Williams Stargate – Part One – Coming Home

Shortly after I brought the Centipede Cabaret home, My friend Jacob was approached by a co-worker who, hearing about his interest in arcade games, let him know that there was a Williams Stargate in his mother’s basement that she was looking to get rid of.


Stargate arrives.

Stargate wasn’t a game that I was especially interested in, as it is by and large a much more difficult version of Defender, which is already a really hard game. I have some great memories of playing Defender, but Stargate was never something I was really into.  Nonetheless, the price was certainly right, and I figured this would be a good project, and very likely would end up as trade material for something that I really was excited about.  In any case, the monitor sure looked to be in good shape, and the price of the entire game was less than I would have expected to pay for just that G07, so I really couldn’t figure out how to say no.

We brought it back to Jacob’s garage, and after drilling out the locks, discovered a cabinet that was in as pristine condition as I could have hoped to find.  Starting at the beginning, which is usually the power supply, we discovered that, of all things, it was in fact a $2.00 fuse that had blown.  A quick trip to the hardware store, and we were playing Stargate!

Unfortunately, there was still some work to be done.  The game would boot, and would coin up, but wouldn’t save high scores or settings. Also, and somewhat strangely, the game would start with infinite ships and smart bombs, which was not what was supposed to happen.

After replacing a fuse on the power supply:

After replacing a fuse on the power supply:

A little bit of internet research suggested that we were looking at a CMOS problem, which is non-volatile RAM that the game uses to store things like settings and high scores.

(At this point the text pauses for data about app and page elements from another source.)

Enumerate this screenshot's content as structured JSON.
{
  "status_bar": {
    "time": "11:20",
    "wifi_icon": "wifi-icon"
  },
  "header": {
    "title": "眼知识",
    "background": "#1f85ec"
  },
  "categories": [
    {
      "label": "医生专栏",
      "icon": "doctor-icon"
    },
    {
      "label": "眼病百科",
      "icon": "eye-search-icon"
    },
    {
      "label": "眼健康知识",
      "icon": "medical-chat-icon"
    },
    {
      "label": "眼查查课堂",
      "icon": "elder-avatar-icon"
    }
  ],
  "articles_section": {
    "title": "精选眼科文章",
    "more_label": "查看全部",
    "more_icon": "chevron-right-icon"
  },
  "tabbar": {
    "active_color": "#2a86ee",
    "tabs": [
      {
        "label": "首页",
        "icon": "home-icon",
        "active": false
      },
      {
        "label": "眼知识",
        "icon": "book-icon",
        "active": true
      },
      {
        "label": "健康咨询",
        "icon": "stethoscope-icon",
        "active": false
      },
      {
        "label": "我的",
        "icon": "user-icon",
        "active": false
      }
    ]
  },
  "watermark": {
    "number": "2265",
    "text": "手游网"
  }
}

Exactly what it wasn’t storing. On most Williams games, the CMOS is powered by three AA batteries.  This is a weak spot in the design, as the batteries will leak if not changed, and it’s almost certain that any game that has been stored for an extended period has the batteries still in place. If they do leak, the acid can follow the copper traces on the printed circuit board, and cause extensive damage through corrosion, sometimes bad enough to completely ruin the board.

As a precaution, I ordered a conversion kit from The Real Bob Roberts, which replaces the AA batteries with a single 2032 watch-style battery.  In addition to lasting much longer, the 2032 is much less likely to leak, and this is generally considered a good upgrade for any surviving Williams board.

Unfortunately, that did not solve the problem.  The next place to look was the CMOS RAM chip itself, which is normally a 5514 chip.  A KLOV member has developed a battery eliminator kit which replaces the CMOS chip with an NVRAM module which completely removes the need for a battery.  I went this route, and used my then brand new Hakko FR-300 desoldering tool to remove the old chip.  I then soldered in a socket and installed the 6514 module, and all was right with the Stargate!

Of course, that was about the time I started thinking about how cool it would be to be able to play both Stargate and Defender in the same cabinet. Stay tuned for more on that in future posts!